* [Exercise directions]: These records are to be written out exactly as they read, minus the pictures.

* [Exercise material]:

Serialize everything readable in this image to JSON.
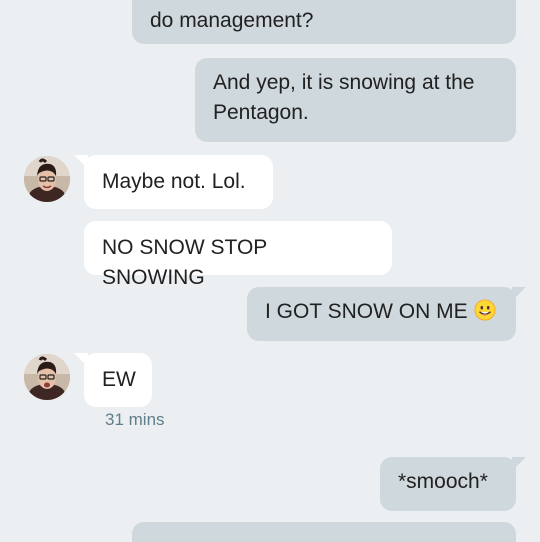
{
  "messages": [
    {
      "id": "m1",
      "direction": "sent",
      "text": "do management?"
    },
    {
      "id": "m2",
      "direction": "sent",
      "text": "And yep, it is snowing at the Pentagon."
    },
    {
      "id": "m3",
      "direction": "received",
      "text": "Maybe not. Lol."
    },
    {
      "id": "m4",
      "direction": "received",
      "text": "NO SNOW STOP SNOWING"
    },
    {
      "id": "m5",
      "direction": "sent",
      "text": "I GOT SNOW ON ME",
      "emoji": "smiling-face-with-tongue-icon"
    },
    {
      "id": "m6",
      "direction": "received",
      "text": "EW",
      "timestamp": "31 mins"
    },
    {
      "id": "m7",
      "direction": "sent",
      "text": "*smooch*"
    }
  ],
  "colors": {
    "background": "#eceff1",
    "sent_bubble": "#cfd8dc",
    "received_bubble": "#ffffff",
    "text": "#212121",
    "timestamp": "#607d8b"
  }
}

* [Problem solution]:
Serialize everything readable in this image to JSON.
{
  "messages": [
    {
      "id": "m1",
      "direction": "sent",
      "text": "do management?"
    },
    {
      "id": "m2",
      "direction": "sent",
      "text": "And yep, it is snowing at the Pentagon."
    },
    {
      "id": "m3",
      "direction": "received",
      "text": "Maybe not. Lol."
    },
    {
      "id": "m4",
      "direction": "received",
      "text": "NO SNOW STOP SNOWING"
    },
    {
      "id": "m5",
      "direction": "sent",
      "text": "I GOT SNOW ON ME",
      "emoji": "smiling-face-with-tongue-icon"
    },
    {
      "id": "m6",
      "direction": "received",
      "text": "EW",
      "timestamp": "31 mins"
    },
    {
      "id": "m7",
      "direction": "sent",
      "text": "*smooch*"
    }
  ],
  "colors": {
    "background": "#eceff1",
    "sent_bubble": "#cfd8dc",
    "received_bubble": "#ffffff",
    "text": "#212121",
    "timestamp": "#607d8b"
  }
}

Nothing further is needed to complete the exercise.